*Requirement*
If a line in the records below contains "title", copy that line.

[Element data from apps and pages]
- - -
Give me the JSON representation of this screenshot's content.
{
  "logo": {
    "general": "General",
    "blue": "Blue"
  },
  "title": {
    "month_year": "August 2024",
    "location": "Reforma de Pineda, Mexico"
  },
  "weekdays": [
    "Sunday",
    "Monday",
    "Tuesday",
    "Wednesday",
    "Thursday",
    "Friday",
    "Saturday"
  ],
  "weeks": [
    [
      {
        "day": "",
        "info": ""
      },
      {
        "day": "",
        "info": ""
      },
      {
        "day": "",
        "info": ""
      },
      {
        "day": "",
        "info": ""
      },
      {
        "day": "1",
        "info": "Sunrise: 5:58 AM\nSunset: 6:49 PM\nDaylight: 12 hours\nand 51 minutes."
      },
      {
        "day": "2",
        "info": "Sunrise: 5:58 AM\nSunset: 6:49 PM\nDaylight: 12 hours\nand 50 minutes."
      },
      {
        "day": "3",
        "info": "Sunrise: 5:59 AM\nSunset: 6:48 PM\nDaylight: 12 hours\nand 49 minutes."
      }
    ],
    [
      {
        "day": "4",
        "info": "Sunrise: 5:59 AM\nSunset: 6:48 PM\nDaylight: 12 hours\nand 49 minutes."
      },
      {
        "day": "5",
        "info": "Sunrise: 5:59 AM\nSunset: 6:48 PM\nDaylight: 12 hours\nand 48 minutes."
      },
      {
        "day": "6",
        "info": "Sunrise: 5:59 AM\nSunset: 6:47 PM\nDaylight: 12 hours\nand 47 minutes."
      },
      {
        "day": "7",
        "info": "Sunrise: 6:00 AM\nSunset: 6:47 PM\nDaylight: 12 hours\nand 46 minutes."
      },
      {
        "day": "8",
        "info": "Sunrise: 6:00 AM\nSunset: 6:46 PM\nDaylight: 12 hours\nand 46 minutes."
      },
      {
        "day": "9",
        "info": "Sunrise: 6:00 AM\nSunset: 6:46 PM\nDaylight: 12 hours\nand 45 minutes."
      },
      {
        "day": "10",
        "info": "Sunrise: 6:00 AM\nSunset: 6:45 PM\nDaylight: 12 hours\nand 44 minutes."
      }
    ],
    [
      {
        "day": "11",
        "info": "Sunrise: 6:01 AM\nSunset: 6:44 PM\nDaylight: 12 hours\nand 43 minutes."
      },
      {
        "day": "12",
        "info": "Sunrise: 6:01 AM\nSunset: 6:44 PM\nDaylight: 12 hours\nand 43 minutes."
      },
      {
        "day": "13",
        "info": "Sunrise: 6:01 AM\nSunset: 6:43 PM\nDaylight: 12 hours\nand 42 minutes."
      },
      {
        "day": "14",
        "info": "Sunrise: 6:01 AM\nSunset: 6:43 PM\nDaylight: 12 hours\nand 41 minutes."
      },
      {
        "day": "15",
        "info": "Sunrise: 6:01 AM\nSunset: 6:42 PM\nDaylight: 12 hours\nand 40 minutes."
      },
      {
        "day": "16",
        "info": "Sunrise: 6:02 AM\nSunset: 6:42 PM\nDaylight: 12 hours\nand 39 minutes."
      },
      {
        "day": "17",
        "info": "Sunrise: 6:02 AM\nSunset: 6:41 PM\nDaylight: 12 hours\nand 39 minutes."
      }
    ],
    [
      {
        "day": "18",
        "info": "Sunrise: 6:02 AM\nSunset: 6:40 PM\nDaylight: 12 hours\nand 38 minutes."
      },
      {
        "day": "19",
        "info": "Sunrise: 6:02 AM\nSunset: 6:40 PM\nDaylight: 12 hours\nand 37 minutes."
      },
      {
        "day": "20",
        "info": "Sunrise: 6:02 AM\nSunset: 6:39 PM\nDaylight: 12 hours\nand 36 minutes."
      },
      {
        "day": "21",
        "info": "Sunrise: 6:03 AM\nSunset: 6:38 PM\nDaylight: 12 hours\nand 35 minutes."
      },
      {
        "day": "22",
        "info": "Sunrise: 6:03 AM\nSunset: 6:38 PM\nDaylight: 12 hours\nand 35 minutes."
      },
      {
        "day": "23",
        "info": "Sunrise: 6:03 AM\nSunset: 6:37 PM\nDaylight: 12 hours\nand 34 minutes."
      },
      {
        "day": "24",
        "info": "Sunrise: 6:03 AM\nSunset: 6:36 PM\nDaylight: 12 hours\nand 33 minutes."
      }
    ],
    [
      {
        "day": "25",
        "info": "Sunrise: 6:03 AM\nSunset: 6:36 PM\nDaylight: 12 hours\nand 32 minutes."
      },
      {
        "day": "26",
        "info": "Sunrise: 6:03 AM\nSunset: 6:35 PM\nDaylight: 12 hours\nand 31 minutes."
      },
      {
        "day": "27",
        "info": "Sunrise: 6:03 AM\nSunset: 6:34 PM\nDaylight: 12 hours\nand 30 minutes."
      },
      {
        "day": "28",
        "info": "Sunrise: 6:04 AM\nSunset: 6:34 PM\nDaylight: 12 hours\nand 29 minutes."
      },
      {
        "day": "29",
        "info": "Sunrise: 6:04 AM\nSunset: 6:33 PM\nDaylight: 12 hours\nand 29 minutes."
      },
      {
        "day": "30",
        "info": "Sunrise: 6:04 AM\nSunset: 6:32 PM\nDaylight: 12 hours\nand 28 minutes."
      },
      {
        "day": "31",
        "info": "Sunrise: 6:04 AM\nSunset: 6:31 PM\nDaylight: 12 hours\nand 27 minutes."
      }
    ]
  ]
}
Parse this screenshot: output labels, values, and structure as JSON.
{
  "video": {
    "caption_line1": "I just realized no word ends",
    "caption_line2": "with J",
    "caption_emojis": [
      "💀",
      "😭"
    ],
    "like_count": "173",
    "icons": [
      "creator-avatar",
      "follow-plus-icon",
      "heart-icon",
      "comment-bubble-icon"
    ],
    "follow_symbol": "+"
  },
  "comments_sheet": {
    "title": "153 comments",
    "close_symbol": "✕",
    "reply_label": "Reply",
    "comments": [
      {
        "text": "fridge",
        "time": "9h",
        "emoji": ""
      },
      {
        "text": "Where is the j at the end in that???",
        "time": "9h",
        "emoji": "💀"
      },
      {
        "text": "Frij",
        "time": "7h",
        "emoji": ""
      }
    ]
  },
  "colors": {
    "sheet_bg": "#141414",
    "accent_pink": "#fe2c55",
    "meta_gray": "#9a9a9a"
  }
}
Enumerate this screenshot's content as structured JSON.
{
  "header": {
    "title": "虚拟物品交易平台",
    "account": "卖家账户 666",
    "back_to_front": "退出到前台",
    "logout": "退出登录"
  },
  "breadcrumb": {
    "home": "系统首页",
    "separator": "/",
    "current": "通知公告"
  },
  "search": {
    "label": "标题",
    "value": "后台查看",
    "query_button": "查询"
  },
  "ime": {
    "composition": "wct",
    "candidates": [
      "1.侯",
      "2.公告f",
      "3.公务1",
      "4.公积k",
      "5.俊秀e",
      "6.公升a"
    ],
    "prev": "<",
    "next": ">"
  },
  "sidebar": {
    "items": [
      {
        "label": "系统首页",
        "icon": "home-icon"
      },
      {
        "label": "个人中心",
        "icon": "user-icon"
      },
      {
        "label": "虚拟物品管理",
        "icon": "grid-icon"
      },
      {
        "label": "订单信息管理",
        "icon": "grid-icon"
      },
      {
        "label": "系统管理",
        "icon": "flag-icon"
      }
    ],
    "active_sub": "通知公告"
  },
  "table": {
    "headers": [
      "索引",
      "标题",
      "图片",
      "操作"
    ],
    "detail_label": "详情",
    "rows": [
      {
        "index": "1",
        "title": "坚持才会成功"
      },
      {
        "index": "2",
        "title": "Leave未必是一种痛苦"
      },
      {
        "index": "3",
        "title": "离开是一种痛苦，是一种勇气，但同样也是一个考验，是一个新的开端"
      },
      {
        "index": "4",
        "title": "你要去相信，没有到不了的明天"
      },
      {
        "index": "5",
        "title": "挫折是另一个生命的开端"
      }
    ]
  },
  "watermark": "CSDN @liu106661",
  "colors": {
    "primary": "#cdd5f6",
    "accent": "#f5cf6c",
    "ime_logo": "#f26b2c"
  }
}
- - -
*Written solution*
  "title": {
    "title": "153 comments",
    "title": "虚拟物品交易平台",
        "title": "坚持才会成功"
        "title": "Leave未必是一种痛苦"
        "title": "离开是一种痛苦，是一种勇气，但同样也是一个考验，是一个新的开端"
        "title": "你要去相信，没有到不了的明天"
        "title": "挫折是另一个生命的开端"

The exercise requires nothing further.